#   0x4a0586    gitlab.com/gitlab-org/gitlab-ci-multi-runner/commands.(*RunCommand).startWorkers+0x56   /home/me/go/src/gitlab.com/gitlab-org/gitlab-ci-multi-runner/commands/multi.go:164

1 @ 0x42f223 0x43dfd7 0x43d532 0x4a04ed 0x4600a1
#   0x4a04ed    gitlab.com/gitlab-org/gitlab-ci-multi-runner/commands.(*RunCommand).processRunners+0x45d    /home/me/go/src/gitlab.com/gitlab-org/gitlab-ci-multi-runner/commands/multi.go:147

There's one of both of these goroutines, that's what the 1 before the @ means.

The full dump is extremely useful for finding leaks, it'll show you every goroutine separately, as well as its stack trace and what it's doing (e.g. how long it has been waiting to receive from a channel):

goroutine 49 [chan receive, 2 minutes]:
gitlab.com/gitlab-org/gitlab-ci-multi-runner/commands.(*RunCommand).startWorkers(0xc820103ee0, 0xc820274000, 0xc820274060, 0xc8201d65a0)
    /home/me/go/src/gitlab.com/gitlab-org/gitlab-ci-multi-runner/commands/multi.go:164 +0x56
created by gitlab.com/gitlab-org/gitlab-ci-multi-runner/commands.(*RunCommand).Run
    /home/me/go/src/gitlab.com/gitlab-org/gitlab-ci-multi-runner/commands/multi.go:294 +0x41b

goroutine 50 [select]:
gitlab.com/gitlab-org/gitlab-ci-multi-runner/commands.(*RunCommand).processRunners(0xc820103ee0, 0x0, 0xc820274060, 0xc8201d65a0)
    /home/me/go/src/gitlab.com/gitlab-org/gitlab-ci-multi-runner/commands/multi.go:147 +0x45d
created by gitlab.com/gitlab-org/gitlab-ci-multi-runner/commands.(*RunCommand).startWorkers
    /home/me/go/src/gitlab.com/gitlab-org/gitlab-ci-multi-runner/commands/multi.go:165 +0x96
| |
  • 2
    When debug=1, what does addresses after @ signify? - ("0x42f223 0x42f2e4 0x40542f 0x404f4b 0x4a0586 0x4600a1") – lafolle Feb 3 '18 at 19:25

As icza pointed out the answer is to use runtime.NumGoroutine().

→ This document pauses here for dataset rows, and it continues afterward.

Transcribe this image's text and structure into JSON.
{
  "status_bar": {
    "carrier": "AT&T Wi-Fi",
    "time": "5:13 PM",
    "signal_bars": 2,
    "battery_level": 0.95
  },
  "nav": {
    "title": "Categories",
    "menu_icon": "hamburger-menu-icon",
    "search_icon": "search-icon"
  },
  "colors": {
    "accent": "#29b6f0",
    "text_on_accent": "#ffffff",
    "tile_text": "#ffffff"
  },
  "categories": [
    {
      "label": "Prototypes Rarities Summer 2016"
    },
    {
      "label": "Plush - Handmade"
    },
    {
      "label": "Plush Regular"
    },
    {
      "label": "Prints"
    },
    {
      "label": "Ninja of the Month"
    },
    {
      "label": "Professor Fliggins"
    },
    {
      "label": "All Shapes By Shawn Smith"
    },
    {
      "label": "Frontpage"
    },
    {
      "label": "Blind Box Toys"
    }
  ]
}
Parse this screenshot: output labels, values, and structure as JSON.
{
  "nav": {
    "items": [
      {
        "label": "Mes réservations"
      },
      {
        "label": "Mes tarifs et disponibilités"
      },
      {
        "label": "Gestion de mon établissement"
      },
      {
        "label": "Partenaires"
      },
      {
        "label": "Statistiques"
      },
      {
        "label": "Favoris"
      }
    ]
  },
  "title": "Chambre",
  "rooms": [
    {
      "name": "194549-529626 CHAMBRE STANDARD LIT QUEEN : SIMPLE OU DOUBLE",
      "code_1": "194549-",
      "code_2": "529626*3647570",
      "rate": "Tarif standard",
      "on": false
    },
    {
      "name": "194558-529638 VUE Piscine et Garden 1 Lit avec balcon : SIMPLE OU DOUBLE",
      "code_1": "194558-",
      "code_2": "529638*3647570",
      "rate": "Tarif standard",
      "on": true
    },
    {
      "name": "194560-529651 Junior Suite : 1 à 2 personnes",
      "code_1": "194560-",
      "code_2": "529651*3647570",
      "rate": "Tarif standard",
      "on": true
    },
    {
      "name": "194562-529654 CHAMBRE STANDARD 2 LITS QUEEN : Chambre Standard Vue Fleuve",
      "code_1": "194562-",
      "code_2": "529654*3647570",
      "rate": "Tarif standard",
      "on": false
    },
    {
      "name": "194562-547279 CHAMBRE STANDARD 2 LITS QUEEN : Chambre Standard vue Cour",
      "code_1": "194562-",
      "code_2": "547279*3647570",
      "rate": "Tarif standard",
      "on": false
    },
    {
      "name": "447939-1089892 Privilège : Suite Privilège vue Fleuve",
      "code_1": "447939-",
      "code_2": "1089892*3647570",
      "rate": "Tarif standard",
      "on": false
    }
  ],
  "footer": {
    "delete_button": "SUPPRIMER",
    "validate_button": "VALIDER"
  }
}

| |
  • 4
    Does not answer the question "Is there any way to do this through pprof?" – Bryan Jun 29 '18 at 8:49
  • As stated above we can definitely use runtime.NumGoroutine() to get the current number of goroutines which may either be in running or in waiting state.

  • We can use Lookup function to fetch a number of profiles. They can be either pre-defined profiles like goroutine, heap, allocs, mutex, etc. or custom profiles also. More here

  • We can chain WriteTo method defined on Profile to write to either stdout or to a file. Example pprof.Lookup("goroutine").WriteTo(writer, 2)
  • This will give you significant details about each go-routine like how much time it spent waiting, what was it waiting on, was it sleeping, etc.
  • You can use that info to point out where the real issue is.
| |

Your Answer

By clicking “Post Your Answer”, you agree to our terms of service, privacy policy and cookie policy

Not the answer you're looking for? Browse other questions tagged or ask your own question.